Adult host‐plant preference and larval performance in an oligophagous insect (Chnootriba elaterii)Silvana Piersanti, Valerio Saitta, Manuela Rebora, Gianandrea Salerno
- Insect Science
- Ecology, Evolution, Behavior and Systematics
The present research investigates host preferences and larval development of the melon ladybird Chnootriba elaterii (Rossi) (Coleoptera: Coccinellidae), considering seven Cucurbitaceae plant species (Citrullus lanatus, Cucumis melo, Cucumis sativus, Cucurbita pepo, Cucurbita moschata, Lagenaria siceraria and Luffa aegyptiaca), to determine whether mother host preference is related with larval performance. The damaged area on plant leaves due to insect feeding in dual‐choice experiments was used to evaluate food preferences. Behavioural experiments in a Y‐tube olfactometer tested the role of olfaction in host‐plant selection.
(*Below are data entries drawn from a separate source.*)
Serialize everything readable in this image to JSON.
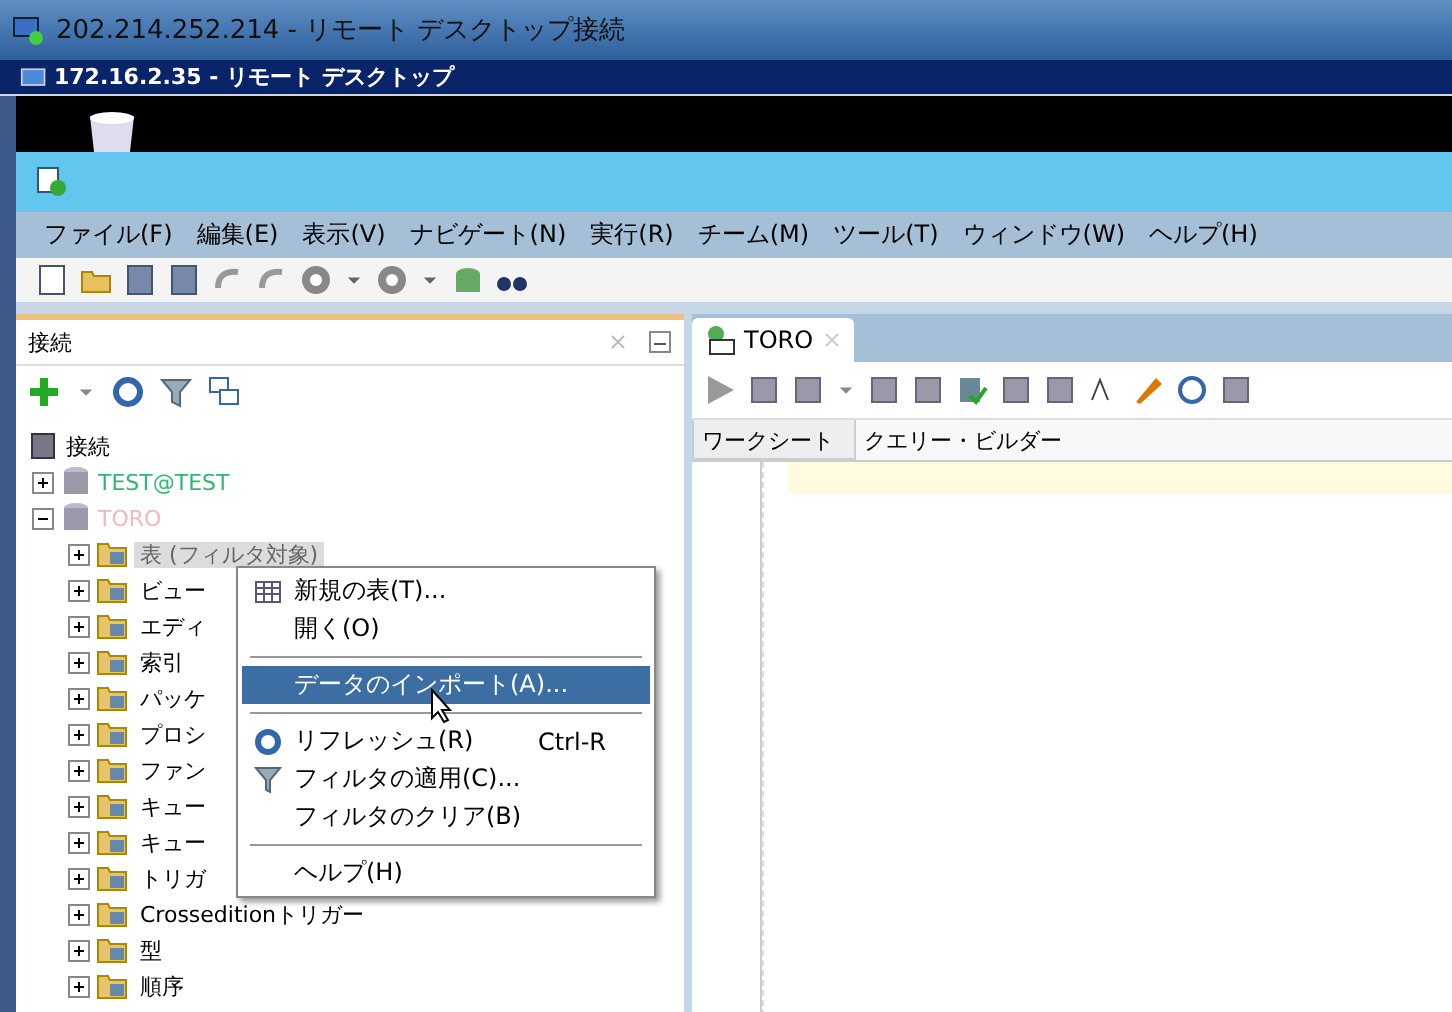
{
  "window": {
    "title": "202.214.252.214 - リモート デスクトップ接続"
  },
  "remote_bar": {
    "title": "172.16.2.35 - リモート デスクトップ"
  },
  "menu_bar": [
    "ファイル(F)",
    "編集(E)",
    "表示(V)",
    "ナビゲート(N)",
    "実行(R)",
    "チーム(M)",
    "ツール(T)",
    "ウィンドウ(W)",
    "ヘルプ(H)"
  ],
  "connections_panel": {
    "title": "接続",
    "tree": {
      "label": "接続",
      "children": [
        {
          "label": "TEST@TEST",
          "color": "#2eb872",
          "expanded": false
        },
        {
          "label": "TORO",
          "color": "#f4b8b8",
          "expanded": true,
          "children": [
            {
              "label": "表 (フィルタ対象)",
              "selected": true
            },
            {
              "label": "ビュー",
              "selected": false
            },
            {
              "label": "エディ",
              "selected": false
            },
            {
              "label": "索引",
              "selected": false
            },
            {
              "label": "パッケ",
              "selected": false
            },
            {
              "label": "プロシ",
              "selected": false
            },
            {
              "label": "ファン",
              "selected": false
            },
            {
              "label": "キュー",
              "selected": false
            },
            {
              "label": "キュー",
              "selected": false
            },
            {
              "label": "トリガ",
              "selected": false
            },
            {
              "label": "Crosseditionトリガー",
              "selected": false
            },
            {
              "label": "型",
              "selected": false
            },
            {
              "label": "順序",
              "selected": false
            }
          ]
        }
      ]
    }
  },
  "context_menu": [
    {
      "kind": "item",
      "label": "新規の表(T)...",
      "selected": false
    },
    {
      "kind": "item",
      "label": "開く(O)",
      "selected": false
    },
    {
      "kind": "separator"
    },
    {
      "kind": "item",
      "label": "データのインポート(A)...",
      "selected": true
    },
    {
      "kind": "separator"
    },
    {
      "kind": "item",
      "label": "リフレッシュ(R)",
      "shortcut": "Ctrl-R",
      "selected": false
    },
    {
      "kind": "item",
      "label": "フィルタの適用(C)...",
      "selected": false
    },
    {
      "kind": "item",
      "label": "フィルタのクリア(B)",
      "selected": false
    },
    {
      "kind": "separator"
    },
    {
      "kind": "item",
      "label": "ヘルプ(H)",
      "selected": false
    }
  ],
  "editor": {
    "tab": "TORO",
    "subtabs": [
      {
        "label": "ワークシート",
        "selected": true
      },
      {
        "label": "クエリー・ビルダー",
        "selected": false
      }
    ]
  }
}
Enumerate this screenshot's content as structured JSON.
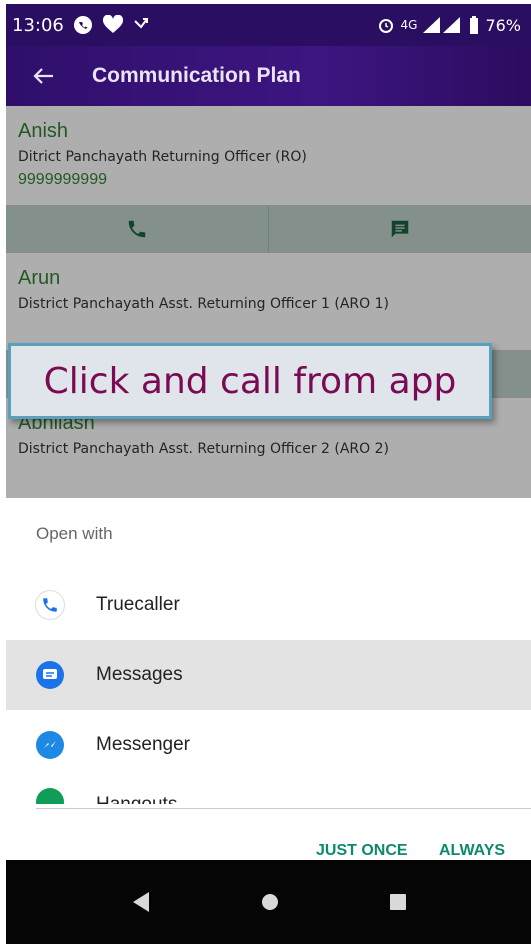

Parameters such as development duration and morphometric characters of emerged adults were evaluated to estimate larval performance. Adult females selected watermelon and melon as their favourite food while firmly refusing loofah and calabash. Insects preferred melon over watermelon, but the larval development on melon was slower; moreover, watermelon allowed larvae to develop faster than other tested plants, while loofah did not allow larval development. Larvae fed and developed on melon, pumpkin, zucchini, cucumber and calabash, without strong differences. These results only partially supported the preference‐performance hypothesis suggesting that it could be context dependent. Contrary to expectation, volatile organic compounds (VOCs) belonging to the host, only partially could guide adult females in the olfactometer. This result suggests that long‐distance olfactory stimuli alone cannot provide sufficient information for host‐plant selection in melon ladybirds. Considering the economic relevance of C. elaterii, the results of the present paper answer some basic questions about host‐plant selection for this pest insect, potentially useful to improve control strategies in crops.